*Exercise directions*
Output the data below exactly. Leave nothing out.

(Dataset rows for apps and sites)

☆ ☆ ☆ ☆

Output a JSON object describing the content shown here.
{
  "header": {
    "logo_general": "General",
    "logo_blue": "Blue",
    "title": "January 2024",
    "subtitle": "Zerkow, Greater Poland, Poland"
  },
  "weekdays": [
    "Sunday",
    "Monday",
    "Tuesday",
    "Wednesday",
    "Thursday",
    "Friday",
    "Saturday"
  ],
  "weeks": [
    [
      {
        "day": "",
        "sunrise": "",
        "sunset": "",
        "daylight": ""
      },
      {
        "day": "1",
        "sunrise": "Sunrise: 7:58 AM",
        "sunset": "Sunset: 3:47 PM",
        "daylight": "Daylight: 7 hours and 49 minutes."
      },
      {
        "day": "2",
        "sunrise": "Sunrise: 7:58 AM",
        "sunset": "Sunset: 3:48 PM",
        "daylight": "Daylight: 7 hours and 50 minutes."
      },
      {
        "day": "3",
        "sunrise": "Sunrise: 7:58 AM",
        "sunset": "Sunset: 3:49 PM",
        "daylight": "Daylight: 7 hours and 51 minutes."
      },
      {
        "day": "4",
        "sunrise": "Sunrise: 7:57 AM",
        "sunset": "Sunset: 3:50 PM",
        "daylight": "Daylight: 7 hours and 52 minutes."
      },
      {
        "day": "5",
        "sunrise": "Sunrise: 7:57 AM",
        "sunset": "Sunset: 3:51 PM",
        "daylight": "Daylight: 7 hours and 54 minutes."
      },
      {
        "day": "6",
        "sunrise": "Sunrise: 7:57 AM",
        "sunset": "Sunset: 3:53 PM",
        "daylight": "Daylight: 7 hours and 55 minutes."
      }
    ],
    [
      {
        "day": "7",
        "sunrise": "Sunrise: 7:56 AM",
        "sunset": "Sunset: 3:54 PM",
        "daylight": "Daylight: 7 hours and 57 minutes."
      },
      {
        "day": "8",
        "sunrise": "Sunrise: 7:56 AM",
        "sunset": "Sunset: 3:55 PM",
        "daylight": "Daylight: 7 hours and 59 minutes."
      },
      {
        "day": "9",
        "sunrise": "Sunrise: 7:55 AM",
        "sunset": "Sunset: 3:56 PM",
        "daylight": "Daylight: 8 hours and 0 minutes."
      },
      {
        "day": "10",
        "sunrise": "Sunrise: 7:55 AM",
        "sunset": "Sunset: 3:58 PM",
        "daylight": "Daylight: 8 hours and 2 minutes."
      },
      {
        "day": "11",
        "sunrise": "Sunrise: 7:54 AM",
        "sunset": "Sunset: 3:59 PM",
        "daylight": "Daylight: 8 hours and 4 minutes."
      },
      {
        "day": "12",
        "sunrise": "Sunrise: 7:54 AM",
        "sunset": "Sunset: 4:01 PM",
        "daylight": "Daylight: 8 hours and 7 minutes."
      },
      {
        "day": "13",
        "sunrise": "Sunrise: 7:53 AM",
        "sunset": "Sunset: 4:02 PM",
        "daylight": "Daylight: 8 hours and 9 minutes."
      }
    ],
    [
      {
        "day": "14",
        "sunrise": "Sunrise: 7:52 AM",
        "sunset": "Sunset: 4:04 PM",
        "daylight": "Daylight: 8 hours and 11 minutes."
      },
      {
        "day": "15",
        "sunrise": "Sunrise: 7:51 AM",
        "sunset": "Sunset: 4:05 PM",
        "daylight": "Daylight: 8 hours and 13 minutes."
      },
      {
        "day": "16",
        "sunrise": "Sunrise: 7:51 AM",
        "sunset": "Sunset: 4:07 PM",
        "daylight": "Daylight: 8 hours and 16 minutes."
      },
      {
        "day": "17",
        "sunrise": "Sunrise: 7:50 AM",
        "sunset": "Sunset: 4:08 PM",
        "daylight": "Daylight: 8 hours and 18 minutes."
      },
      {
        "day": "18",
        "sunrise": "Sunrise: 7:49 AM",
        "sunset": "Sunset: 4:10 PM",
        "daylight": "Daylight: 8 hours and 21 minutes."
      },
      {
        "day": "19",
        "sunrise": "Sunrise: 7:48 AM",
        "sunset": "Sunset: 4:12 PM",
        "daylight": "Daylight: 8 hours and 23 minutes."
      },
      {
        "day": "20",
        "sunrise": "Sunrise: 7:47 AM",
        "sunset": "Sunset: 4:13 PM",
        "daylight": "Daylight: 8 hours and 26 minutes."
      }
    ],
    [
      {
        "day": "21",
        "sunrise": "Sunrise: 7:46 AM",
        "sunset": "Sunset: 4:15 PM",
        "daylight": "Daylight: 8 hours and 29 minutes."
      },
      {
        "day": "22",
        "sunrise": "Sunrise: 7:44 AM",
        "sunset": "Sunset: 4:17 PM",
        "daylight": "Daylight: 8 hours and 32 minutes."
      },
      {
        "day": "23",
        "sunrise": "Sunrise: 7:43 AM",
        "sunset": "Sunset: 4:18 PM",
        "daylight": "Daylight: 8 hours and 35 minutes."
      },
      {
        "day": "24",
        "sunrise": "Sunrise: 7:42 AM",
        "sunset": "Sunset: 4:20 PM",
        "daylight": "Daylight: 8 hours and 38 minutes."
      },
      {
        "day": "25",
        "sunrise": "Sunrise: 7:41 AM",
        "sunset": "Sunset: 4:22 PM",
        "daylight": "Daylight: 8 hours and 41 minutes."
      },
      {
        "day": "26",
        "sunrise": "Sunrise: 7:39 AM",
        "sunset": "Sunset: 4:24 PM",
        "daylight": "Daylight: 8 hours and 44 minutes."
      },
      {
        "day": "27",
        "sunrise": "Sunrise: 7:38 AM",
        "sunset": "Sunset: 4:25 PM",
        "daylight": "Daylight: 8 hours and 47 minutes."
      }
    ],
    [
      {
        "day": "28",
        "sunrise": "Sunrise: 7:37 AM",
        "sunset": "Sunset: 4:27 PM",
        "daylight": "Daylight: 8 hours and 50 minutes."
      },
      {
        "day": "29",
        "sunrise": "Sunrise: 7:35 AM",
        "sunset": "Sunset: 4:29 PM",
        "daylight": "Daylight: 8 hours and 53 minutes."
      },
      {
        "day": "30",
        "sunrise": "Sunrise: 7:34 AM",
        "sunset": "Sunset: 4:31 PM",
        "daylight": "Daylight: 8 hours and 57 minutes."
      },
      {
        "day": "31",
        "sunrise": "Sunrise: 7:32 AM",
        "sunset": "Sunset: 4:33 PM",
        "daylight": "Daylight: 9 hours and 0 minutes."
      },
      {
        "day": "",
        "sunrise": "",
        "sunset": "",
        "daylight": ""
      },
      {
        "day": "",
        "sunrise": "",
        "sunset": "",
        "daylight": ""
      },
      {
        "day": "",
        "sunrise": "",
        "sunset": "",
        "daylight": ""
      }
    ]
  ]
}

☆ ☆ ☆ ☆

*Reply to the task*
Output a JSON object describing the content shown here.
{
  "header": {
    "logo_general": "General",
    "logo_blue": "Blue",
    "title": "January 2024",
    "subtitle": "Zerkow, Greater Poland, Poland"
  },
  "weekdays": [
    "Sunday",
    "Monday",
    "Tuesday",
    "Wednesday",
    "Thursday",
    "Friday",
    "Saturday"
  ],
  "weeks": [
    [
      {
        "day": "",
        "sunrise": "",
        "sunset": "",
        "daylight": ""
      },
      {
        "day": "1",
        "sunrise": "Sunrise: 7:58 AM",
        "sunset": "Sunset: 3:47 PM",
        "daylight": "Daylight: 7 hours and 49 minutes."
      },
      {
        "day": "2",
        "sunrise": "Sunrise: 7:58 AM",
        "sunset": "Sunset: 3:48 PM",
        "daylight": "Daylight: 7 hours and 50 minutes."
      },
      {
        "day": "3",
        "sunrise": "Sunrise: 7:58 AM",
        "sunset": "Sunset: 3:49 PM",
        "daylight": "Daylight: 7 hours and 51 minutes."
      },
      {
        "day": "4",
        "sunrise": "Sunrise: 7:57 AM",
        "sunset": "Sunset: 3:50 PM",
        "daylight": "Daylight: 7 hours and 52 minutes."
      },
      {
        "day": "5",
        "sunrise": "Sunrise: 7:57 AM",
        "sunset": "Sunset: 3:51 PM",
        "daylight": "Daylight: 7 hours and 54 minutes."
      },
      {
        "day": "6",
        "sunrise": "Sunrise: 7:57 AM",
        "sunset": "Sunset: 3:53 PM",
        "daylight": "Daylight: 7 hours and 55 minutes."
      }
    ],
    [
      {
        "day": "7",
        "sunrise": "Sunrise: 7:56 AM",
        "sunset": "Sunset: 3:54 PM",
        "daylight": "Daylight: 7 hours and 57 minutes."
      },
      {
        "day": "8",
        "sunrise": "Sunrise: 7:56 AM",
        "sunset": "Sunset: 3:55 PM",
        "daylight": "Daylight: 7 hours and 59 minutes."
      },
      {
        "day": "9",
        "sunrise": "Sunrise: 7:55 AM",
        "sunset": "Sunset: 3:56 PM",
        "daylight": "Daylight: 8 hours and 0 minutes."
      },
      {
        "day": "10",
        "sunrise": "Sunrise: 7:55 AM",
        "sunset": "Sunset: 3:58 PM",
        "daylight": "Daylight: 8 hours and 2 minutes."
      },
      {
        "day": "11",
        "sunrise": "Sunrise: 7:54 AM",
        "sunset": "Sunset: 3:59 PM",
        "daylight": "Daylight: 8 hours and 4 minutes."
      },
      {
        "day": "12",
        "sunrise": "Sunrise: 7:54 AM",
        "sunset": "Sunset: 4:01 PM",
        "daylight": "Daylight: 8 hours and 7 minutes."
      },
      {
        "day": "13",
        "sunrise": "Sunrise: 7:53 AM",
        "sunset": "Sunset: 4:02 PM",
        "daylight": "Daylight: 8 hours and 9 minutes."
      }
    ],
    [
      {
        "day": "14",
        "sunrise": "Sunrise: 7:52 AM",
        "sunset": "Sunset: 4:04 PM",
        "daylight": "Daylight: 8 hours and 11 minutes."
      },
      {
        "day": "15",
        "sunrise": "Sunrise: 7:51 AM",
        "sunset": "Sunset: 4:05 PM",
        "daylight": "Daylight: 8 hours and 13 minutes."
      },
      {
        "day": "16",
        "sunrise": "Sunrise: 7:51 AM",
        "sunset": "Sunset: 4:07 PM",
        "daylight": "Daylight: 8 hours and 16 minutes."
      },
      {
        "day": "17",
        "sunrise": "Sunrise: 7:50 AM",
        "sunset": "Sunset: 4:08 PM",
        "daylight": "Daylight: 8 hours and 18 minutes."
      },
      {
        "day": "18",
        "sunrise": "Sunrise: 7:49 AM",
        "sunset": "Sunset: 4:10 PM",
        "daylight": "Daylight: 8 hours and 21 minutes."
      },
      {
        "day": "19",
        "sunrise": "Sunrise: 7:48 AM",
        "sunset": "Sunset: 4:12 PM",
        "daylight": "Daylight: 8 hours and 23 minutes."
      },
      {
        "day": "20",
        "sunrise": "Sunrise: 7:47 AM",
        "sunset": "Sunset: 4:13 PM",
        "daylight": "Daylight: 8 hours and 26 minutes."
      }
    ],
    [
      {
        "day": "21",
        "sunrise": "Sunrise: 7:46 AM",
        "sunset": "Sunset: 4:15 PM",
        "daylight": "Daylight: 8 hours and 29 minutes."
      },
      {
        "day": "22",
        "sunrise": "Sunrise: 7:44 AM",
        "sunset": "Sunset: 4:17 PM",
        "daylight": "Daylight: 8 hours and 32 minutes."
      },
      {
        "day": "23",
        "sunrise": "Sunrise: 7:43 AM",
        "sunset": "Sunset: 4:18 PM",
        "daylight": "Daylight: 8 hours and 35 minutes."
      },
      {
        "day": "24",
        "sunrise": "Sunrise: 7:42 AM",
        "sunset": "Sunset: 4:20 PM",
        "daylight": "Daylight: 8 hours and 38 minutes."
      },
      {
        "day": "25",
        "sunrise": "Sunrise: 7:41 AM",
        "sunset": "Sunset: 4:22 PM",
        "daylight": "Daylight: 8 hours and 41 minutes."
      },
      {
        "day": "26",
        "sunrise": "Sunrise: 7:39 AM",
        "sunset": "Sunset: 4:24 PM",
        "daylight": "Daylight: 8 hours and 44 minutes."
      },
      {
        "day": "27",
        "sunrise": "Sunrise: 7:38 AM",
        "sunset": "Sunset: 4:25 PM",
        "daylight": "Daylight: 8 hours and 47 minutes."
      }
    ],
    [
      {
        "day": "28",
        "sunrise": "Sunrise: 7:37 AM",
        "sunset": "Sunset: 4:27 PM",
        "daylight": "Daylight: 8 hours and 50 minutes."
      },
      {
        "day": "29",
        "sunrise": "Sunrise: 7:35 AM",
        "sunset": "Sunset: 4:29 PM",
        "daylight": "Daylight: 8 hours and 53 minutes."
      },
      {
        "day": "30",
        "sunrise": "Sunrise: 7:34 AM",
        "sunset": "Sunset: 4:31 PM",
        "daylight": "Daylight: 8 hours and 57 minutes."
      },
      {
        "day": "31",
        "sunrise": "Sunrise: 7:32 AM",
        "sunset": "Sunset: 4:33 PM",
        "daylight": "Daylight: 9 hours and 0 minutes."
      },
      {
        "day": "",
        "sunrise": "",
        "sunset": "",
        "daylight": ""
      },
      {
        "day": "",
        "sunrise": "",
        "sunset": "",
        "daylight": ""
      },
      {
        "day": "",
        "sunrise": "",
        "sunset": "",
        "daylight": ""
      }
    ]
  ]
}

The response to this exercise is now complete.